Input data Start Marker

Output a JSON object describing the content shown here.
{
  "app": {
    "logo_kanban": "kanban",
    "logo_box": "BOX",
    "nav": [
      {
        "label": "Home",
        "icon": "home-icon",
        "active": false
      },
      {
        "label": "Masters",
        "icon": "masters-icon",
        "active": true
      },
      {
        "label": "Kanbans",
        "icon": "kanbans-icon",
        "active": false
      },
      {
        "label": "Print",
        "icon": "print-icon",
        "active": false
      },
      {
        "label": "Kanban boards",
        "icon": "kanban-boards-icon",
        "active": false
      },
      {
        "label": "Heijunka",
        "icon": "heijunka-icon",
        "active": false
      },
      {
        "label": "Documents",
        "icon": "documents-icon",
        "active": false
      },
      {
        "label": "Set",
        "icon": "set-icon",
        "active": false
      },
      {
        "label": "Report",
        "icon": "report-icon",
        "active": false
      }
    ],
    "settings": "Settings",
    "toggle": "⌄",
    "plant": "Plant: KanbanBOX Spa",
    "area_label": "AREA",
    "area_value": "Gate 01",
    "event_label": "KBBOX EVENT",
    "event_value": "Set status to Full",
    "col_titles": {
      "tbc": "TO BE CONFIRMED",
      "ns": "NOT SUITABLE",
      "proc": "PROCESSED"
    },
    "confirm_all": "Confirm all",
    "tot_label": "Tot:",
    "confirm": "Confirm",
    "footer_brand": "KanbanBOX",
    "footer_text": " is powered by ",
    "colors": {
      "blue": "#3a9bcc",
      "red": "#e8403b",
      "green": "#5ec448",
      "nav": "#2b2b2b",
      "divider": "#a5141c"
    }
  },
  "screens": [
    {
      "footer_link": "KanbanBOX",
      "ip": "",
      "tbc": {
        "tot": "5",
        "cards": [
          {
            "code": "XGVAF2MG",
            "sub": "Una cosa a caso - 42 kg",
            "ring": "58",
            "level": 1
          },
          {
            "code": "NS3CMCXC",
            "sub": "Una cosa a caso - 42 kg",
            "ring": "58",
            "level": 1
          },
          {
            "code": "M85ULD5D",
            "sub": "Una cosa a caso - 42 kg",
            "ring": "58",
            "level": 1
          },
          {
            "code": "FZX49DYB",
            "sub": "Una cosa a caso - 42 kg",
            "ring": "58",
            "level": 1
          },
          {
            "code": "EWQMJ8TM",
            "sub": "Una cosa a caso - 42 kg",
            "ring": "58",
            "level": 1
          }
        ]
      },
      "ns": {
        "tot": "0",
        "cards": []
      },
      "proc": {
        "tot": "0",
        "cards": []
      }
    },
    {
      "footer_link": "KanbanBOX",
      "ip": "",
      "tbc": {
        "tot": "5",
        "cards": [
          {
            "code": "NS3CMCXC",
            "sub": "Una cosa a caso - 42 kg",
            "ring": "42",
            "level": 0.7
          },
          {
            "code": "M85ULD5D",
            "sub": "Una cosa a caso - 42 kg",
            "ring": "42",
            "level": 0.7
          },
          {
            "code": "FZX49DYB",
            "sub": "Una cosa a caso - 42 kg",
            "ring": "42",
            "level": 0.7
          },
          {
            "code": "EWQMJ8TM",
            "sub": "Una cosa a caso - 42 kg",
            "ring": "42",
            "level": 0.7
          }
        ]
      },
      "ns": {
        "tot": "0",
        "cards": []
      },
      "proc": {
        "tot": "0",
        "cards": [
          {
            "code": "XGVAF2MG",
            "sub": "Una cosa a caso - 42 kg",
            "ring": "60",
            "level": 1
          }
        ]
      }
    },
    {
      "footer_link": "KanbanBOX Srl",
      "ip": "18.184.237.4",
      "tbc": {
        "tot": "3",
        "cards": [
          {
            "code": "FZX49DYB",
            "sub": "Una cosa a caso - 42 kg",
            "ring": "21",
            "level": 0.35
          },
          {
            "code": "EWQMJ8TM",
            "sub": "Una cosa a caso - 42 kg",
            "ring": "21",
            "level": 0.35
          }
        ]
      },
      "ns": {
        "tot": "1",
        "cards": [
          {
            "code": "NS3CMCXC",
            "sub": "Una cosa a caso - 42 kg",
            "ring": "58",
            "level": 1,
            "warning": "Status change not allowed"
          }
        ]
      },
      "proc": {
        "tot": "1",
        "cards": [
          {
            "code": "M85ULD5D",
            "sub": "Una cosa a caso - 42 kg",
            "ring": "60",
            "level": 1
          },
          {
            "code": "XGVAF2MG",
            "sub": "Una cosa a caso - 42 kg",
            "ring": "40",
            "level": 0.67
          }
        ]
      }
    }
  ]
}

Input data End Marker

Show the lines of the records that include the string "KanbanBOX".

# [Your response]
    "plant": "Plant: KanbanBOX Spa",
    "footer_brand": "KanbanBOX",
      "footer_link": "KanbanBOX",
      "footer_link": "KanbanBOX",
      "footer_link": "KanbanBOX Srl",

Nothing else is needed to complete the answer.